Data:
┌──
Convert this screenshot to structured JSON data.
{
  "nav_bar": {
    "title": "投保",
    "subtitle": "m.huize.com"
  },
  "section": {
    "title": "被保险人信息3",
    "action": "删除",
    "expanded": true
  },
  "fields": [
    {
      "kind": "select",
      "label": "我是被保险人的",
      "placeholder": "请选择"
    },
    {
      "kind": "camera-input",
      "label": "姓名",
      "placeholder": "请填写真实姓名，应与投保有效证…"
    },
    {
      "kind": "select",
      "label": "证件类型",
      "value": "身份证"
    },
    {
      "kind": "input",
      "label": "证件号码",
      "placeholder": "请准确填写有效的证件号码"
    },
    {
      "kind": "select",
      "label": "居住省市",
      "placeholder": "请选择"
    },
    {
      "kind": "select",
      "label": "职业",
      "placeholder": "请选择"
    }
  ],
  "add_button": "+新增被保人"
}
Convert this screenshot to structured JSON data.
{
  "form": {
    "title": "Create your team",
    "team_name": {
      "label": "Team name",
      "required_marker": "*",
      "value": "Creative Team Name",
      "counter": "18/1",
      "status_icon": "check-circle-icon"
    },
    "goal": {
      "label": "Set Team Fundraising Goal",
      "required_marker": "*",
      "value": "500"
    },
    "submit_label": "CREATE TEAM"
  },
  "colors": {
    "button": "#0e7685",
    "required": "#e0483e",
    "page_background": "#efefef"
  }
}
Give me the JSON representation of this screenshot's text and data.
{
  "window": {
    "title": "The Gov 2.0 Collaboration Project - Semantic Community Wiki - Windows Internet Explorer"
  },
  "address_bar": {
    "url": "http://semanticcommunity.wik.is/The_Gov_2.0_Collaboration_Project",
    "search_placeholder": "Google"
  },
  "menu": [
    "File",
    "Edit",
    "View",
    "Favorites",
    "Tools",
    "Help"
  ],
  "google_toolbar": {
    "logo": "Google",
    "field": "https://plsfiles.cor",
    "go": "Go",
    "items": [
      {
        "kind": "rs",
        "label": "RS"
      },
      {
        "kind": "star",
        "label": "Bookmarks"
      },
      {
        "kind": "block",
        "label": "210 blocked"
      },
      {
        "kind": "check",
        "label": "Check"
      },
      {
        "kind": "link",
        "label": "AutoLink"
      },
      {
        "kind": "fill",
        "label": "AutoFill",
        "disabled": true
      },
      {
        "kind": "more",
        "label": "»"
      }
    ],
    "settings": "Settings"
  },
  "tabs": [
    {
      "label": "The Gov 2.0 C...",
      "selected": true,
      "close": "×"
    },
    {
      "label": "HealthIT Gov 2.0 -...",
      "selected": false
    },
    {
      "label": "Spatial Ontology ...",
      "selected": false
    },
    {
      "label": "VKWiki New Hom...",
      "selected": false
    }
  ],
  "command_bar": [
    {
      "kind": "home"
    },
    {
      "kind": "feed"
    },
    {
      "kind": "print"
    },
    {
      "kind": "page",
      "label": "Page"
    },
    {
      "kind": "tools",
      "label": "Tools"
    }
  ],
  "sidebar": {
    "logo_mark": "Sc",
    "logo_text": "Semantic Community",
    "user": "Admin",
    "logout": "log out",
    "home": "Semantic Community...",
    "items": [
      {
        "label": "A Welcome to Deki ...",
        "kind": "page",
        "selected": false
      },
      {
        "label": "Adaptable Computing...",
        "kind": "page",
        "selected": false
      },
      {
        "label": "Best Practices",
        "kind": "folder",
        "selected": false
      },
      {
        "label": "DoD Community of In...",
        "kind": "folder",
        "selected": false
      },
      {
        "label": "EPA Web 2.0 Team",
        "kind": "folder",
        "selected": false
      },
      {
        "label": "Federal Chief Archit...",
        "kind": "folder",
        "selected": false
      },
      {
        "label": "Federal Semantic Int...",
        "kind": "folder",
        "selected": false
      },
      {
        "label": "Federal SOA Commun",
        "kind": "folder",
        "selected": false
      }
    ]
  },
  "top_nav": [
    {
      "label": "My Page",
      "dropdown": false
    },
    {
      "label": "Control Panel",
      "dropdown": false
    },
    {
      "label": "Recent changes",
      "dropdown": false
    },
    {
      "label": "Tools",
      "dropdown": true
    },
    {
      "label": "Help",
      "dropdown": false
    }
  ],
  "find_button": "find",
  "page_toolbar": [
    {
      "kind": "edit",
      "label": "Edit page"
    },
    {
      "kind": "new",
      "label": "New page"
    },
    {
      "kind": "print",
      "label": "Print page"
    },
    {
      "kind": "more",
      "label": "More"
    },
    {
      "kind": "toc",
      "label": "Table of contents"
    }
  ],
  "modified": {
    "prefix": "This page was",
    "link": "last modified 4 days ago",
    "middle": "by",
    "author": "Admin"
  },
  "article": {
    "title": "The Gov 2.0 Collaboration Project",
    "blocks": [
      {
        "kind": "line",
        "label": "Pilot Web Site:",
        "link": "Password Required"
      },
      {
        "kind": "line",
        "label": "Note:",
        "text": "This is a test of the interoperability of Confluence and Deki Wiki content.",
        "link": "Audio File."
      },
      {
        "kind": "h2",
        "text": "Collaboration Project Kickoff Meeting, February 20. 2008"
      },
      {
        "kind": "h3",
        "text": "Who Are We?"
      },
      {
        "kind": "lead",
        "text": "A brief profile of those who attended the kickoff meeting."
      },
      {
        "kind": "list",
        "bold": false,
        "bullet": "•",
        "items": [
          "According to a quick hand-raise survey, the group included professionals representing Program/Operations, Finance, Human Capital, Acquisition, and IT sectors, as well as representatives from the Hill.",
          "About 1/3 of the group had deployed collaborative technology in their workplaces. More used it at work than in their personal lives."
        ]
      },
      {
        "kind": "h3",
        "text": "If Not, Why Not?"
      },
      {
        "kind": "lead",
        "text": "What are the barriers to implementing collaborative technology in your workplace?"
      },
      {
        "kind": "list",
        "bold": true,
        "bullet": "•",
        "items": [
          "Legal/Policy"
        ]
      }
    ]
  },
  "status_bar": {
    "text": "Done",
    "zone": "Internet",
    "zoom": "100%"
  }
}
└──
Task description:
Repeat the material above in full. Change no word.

Answer below:
Convert this screenshot to structured JSON data.
{
  "nav_bar": {
    "title": "投保",
    "subtitle": "m.huize.com"
  },
  "section": {
    "title": "被保险人信息3",
    "action": "删除",
    "expanded": true
  },
  "fields": [
    {
      "kind": "select",
      "label": "我是被保险人的",
      "placeholder": "请选择"
    },
    {
      "kind": "camera-input",
      "label": "姓名",
      "placeholder": "请填写真实姓名，应与投保有效证…"
    },
    {
      "kind": "select",
      "label": "证件类型",
      "value": "身份证"
    },
    {
      "kind": "input",
      "label": "证件号码",
      "placeholder": "请准确填写有效的证件号码"
    },
    {
      "kind": "select",
      "label": "居住省市",
      "placeholder": "请选择"
    },
    {
      "kind": "select",
      "label": "职业",
      "placeholder": "请选择"
    }
  ],
  "add_button": "+新增被保人"
}
Convert this screenshot to structured JSON data.
{
  "form": {
    "title": "Create your team",
    "team_name": {
      "label": "Team name",
      "required_marker": "*",
      "value": "Creative Team Name",
      "counter": "18/1",
      "status_icon": "check-circle-icon"
    },
    "goal": {
      "label": "Set Team Fundraising Goal",
      "required_marker": "*",
      "value": "500"
    },
    "submit_label": "CREATE TEAM"
  },
  "colors": {
    "button": "#0e7685",
    "required": "#e0483e",
    "page_background": "#efefef"
  }
}
Give me the JSON representation of this screenshot's text and data.
{
  "window": {
    "title": "The Gov 2.0 Collaboration Project - Semantic Community Wiki - Windows Internet Explorer"
  },
  "address_bar": {
    "url": "http://semanticcommunity.wik.is/The_Gov_2.0_Collaboration_Project",
    "search_placeholder": "Google"
  },
  "menu": [
    "File",
    "Edit",
    "View",
    "Favorites",
    "Tools",
    "Help"
  ],
  "google_toolbar": {
    "logo": "Google",
    "field": "https://plsfiles.cor",
    "go": "Go",
    "items": [
      {
        "kind": "rs",
        "label": "RS"
      },
      {
        "kind": "star",
        "label": "Bookmarks"
      },
      {
        "kind": "block",
        "label": "210 blocked"
      },
      {
        "kind": "check",
        "label": "Check"
      },
      {
        "kind": "link",
        "label": "AutoLink"
      },
      {
        "kind": "fill",
        "label": "AutoFill",
        "disabled": true
      },
      {
        "kind": "more",
        "label": "»"
      }
    ],
    "settings": "Settings"
  },
  "tabs": [
    {
      "label": "The Gov 2.0 C...",
      "selected": true,
      "close": "×"
    },
    {
      "label": "HealthIT Gov 2.0 -...",
      "selected": false
    },
    {
      "label": "Spatial Ontology ...",
      "selected": false
    },
    {
      "label": "VKWiki New Hom...",
      "selected": false
    }
  ],
  "command_bar": [
    {
      "kind": "home"
    },
    {
      "kind": "feed"
    },
    {
      "kind": "print"
    },
    {
      "kind": "page",
      "label": "Page"
    },
    {
      "kind": "tools",
      "label": "Tools"
    }
  ],
  "sidebar": {
    "logo_mark": "Sc",
    "logo_text": "Semantic Community",
    "user": "Admin",
    "logout": "log out",
    "home": "Semantic Community...",
    "items": [
      {
        "label": "A Welcome to Deki ...",
        "kind": "page",
        "selected": false
      },
      {
        "label": "Adaptable Computing...",
        "kind": "page",
        "selected": false
      },
      {
        "label": "Best Practices",
        "kind": "folder",
        "selected": false
      },
      {
        "label": "DoD Community of In...",
        "kind": "folder",
        "selected": false
      },
      {
        "label": "EPA Web 2.0 Team",
        "kind": "folder",
        "selected": false
      },
      {
        "label": "Federal Chief Archit...",
        "kind": "folder",
        "selected": false
      },
      {
        "label": "Federal Semantic Int...",
        "kind": "folder",
        "selected": false
      },
      {
        "label": "Federal SOA Commun",
        "kind": "folder",
        "selected": false
      }
    ]
  },
  "top_nav": [
    {
      "label": "My Page",
      "dropdown": false
    },
    {
      "label": "Control Panel",
      "dropdown": false
    },
    {
      "label": "Recent changes",
      "dropdown": false
    },
    {
      "label": "Tools",
      "dropdown": true
    },
    {
      "label": "Help",
      "dropdown": false
    }
  ],
  "find_button": "find",
  "page_toolbar": [
    {
      "kind": "edit",
      "label": "Edit page"
    },
    {
      "kind": "new",
      "label": "New page"
    },
    {
      "kind": "print",
      "label": "Print page"
    },
    {
      "kind": "more",
      "label": "More"
    },
    {
      "kind": "toc",
      "label": "Table of contents"
    }
  ],
  "modified": {
    "prefix": "This page was",
    "link": "last modified 4 days ago",
    "middle": "by",
    "author": "Admin"
  },
  "article": {
    "title": "The Gov 2.0 Collaboration Project",
    "blocks": [
      {
        "kind": "line",
        "label": "Pilot Web Site:",
        "link": "Password Required"
      },
      {
        "kind": "line",
        "label": "Note:",
        "text": "This is a test of the interoperability of Confluence and Deki Wiki content.",
        "link": "Audio File."
      },
      {
        "kind": "h2",
        "text": "Collaboration Project Kickoff Meeting, February 20. 2008"
      },
      {
        "kind": "h3",
        "text": "Who Are We?"
      },
      {
        "kind": "lead",
        "text": "A brief profile of those who attended the kickoff meeting."
      },
      {
        "kind": "list",
        "bold": false,
        "bullet": "•",
        "items": [
          "According to a quick hand-raise survey, the group included professionals representing Program/Operations, Finance, Human Capital, Acquisition, and IT sectors, as well as representatives from the Hill.",
          "About 1/3 of the group had deployed collaborative technology in their workplaces. More used it at work than in their personal lives."
        ]
      },
      {
        "kind": "h3",
        "text": "If Not, Why Not?"
      },
      {
        "kind": "lead",
        "text": "What are the barriers to implementing collaborative technology in your workplace?"
      },
      {
        "kind": "list",
        "bold": true,
        "bullet": "•",
        "items": [
          "Legal/Policy"
        ]
      }
    ]
  },
  "status_bar": {
    "text": "Done",
    "zone": "Internet",
    "zoom": "100%"
  }
}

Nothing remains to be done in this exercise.